With Steven Gerrard earmarking him as his pet project in attack, Liam Millar is next under the microscope in our Liverpool FC academy profile series.
Signed From: Fulham
For young players making the move over to England, it is undoubtedly important to a make a strong first impression, and that can certainly be said of Liverpool U18s forward Millar.
Making the switch from suburban Brampton to west London as he moved into his teenage years, the young Canadian mesmerised Fulham academy staff with a stunning volley in his first training session.
Then moving to Merseyside on a free transfer in 2016, Millar netted a hat-trick on his competitive debut for the Reds’ U18s at home to Blackburn Rovers at the start of last season.
Just over a month later, when he turned 17, he signed his first professional contract with the club.
But it hasn’t all been smooth sailing for Millar since he left Ontario for England, facing a series of setbacks as he looks to establish himself at academy level.
Initially, the speed of English football caught the youngster off guard, then when joining the Reds, it was the physicality.
This was exacerbated when Millar suffered a serious thigh injury in a 3-1 win at home Stoke City just over a month into 2016/17, keeping him out of action for four months.
Millar had already showcased his talents under Neil Critchley, however, with the former Brampton SC youth proving himself a useful option in a variety of roles.
Having risen through the ranks in Canada as a No. 9, Millar was utilised in a more flexible duty at Kirkby, with his ability of the left flank particularly eye-catching.

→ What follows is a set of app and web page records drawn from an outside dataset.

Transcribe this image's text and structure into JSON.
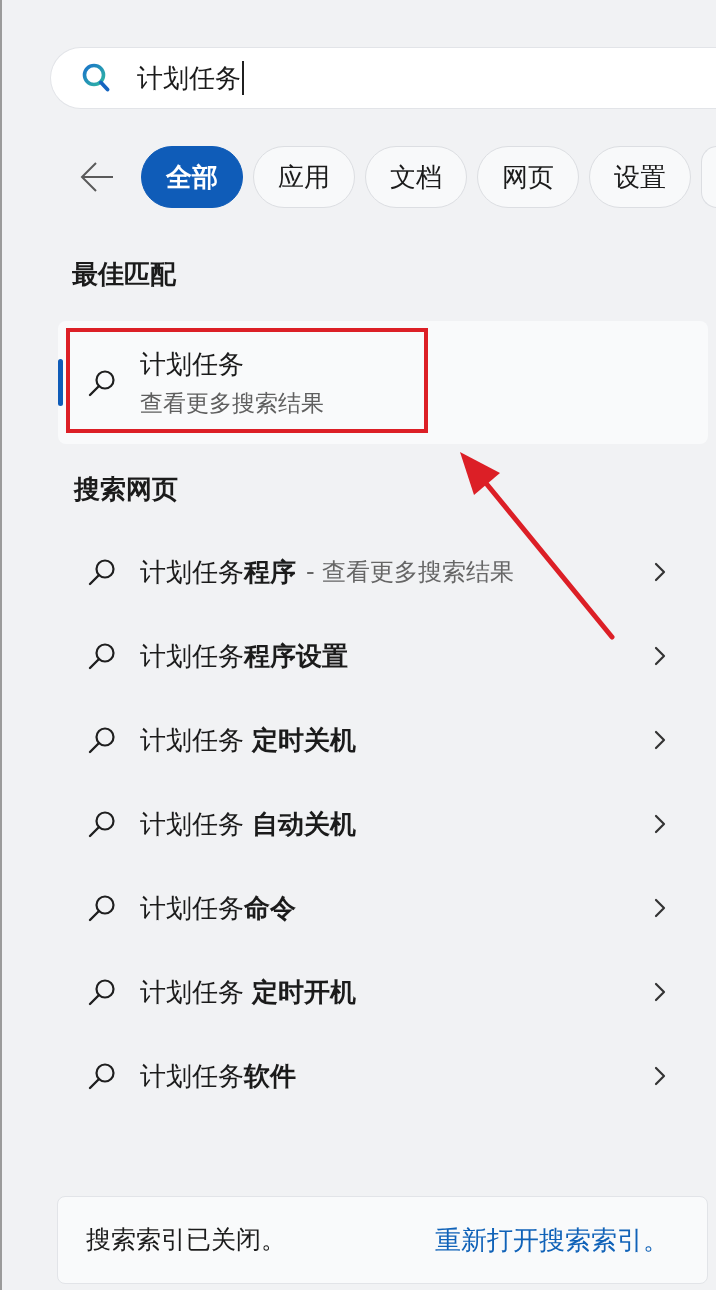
{
  "search": {
    "value": "计划任务"
  },
  "filters": [
    {
      "label": "全部",
      "selected": true
    },
    {
      "label": "应用",
      "selected": false
    },
    {
      "label": "文档",
      "selected": false
    },
    {
      "label": "网页",
      "selected": false
    },
    {
      "label": "设置",
      "selected": false
    }
  ],
  "best_match": {
    "heading": "最佳匹配",
    "item": {
      "title": "计划任务",
      "subtitle": "查看更多搜索结果",
      "selected": true
    }
  },
  "web_search": {
    "heading": "搜索网页",
    "items": [
      {
        "label": "计划任务**程序**",
        "hint": "- 查看更多搜索结果"
      },
      {
        "label": "计划任务**程序设置**"
      },
      {
        "label": "计划任务 **定时关机**"
      },
      {
        "label": "计划任务 **自动关机**"
      },
      {
        "label": "计划任务**命令**"
      },
      {
        "label": "计划任务 **定时开机**"
      },
      {
        "label": "计划任务**软件**"
      }
    ]
  },
  "footer": {
    "message": "搜索索引已关闭。",
    "link": "重新打开搜索索引。"
  }
}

Not the most physically imposing, or particularly pacy, of young forwards, Millar instead relies upon his quick feet, dynamism and dribbling ability to drive through defences and onto goal.
His finishing ability is clear, recalling a season in which he scored “around 45 to 50 goals in 32 games” for Fulham, but joining Liverpool saw him compete with a superior group of strikers.
“In Canada, I was always the best and I came over to England not being the best, it was hard for me to take that on, that I’m not the best anymore,” he told LiverpoolFC.com in April.
“It took me a while to adjust and get my head around that I’m not the best anymore.”
That self-doubting attitude may serve as a red flag for some youth coaches, but in the eyes of Gerrard, and Critchley before him, there is vast potential beneath this fragile exterior.
Gerrard has taken a careful approach to honing Millar’s talent, looking to inject more confidence into his play.
He has remained in and out of the starting lineup, however, as Gerrard looks to keep him playing with his head up and geting involved more with team play.
Yet to make his debut for the U23s, it is likely that Millar will stay part of Gerrard’s squad throughout the campaign—and there, he can look to establish himself as a key player.
But already part of the Canada U20s squad, and Pepijn Lijnders’ Talent Group, training at Melwood once a week under the watchful eye of Jurgen Klopp, he can hope to make more of a mark in the future.
If he keeps up his progress and heeds Gerrard’s advice, there is little doubting Millar has the raw ability to continue his rise.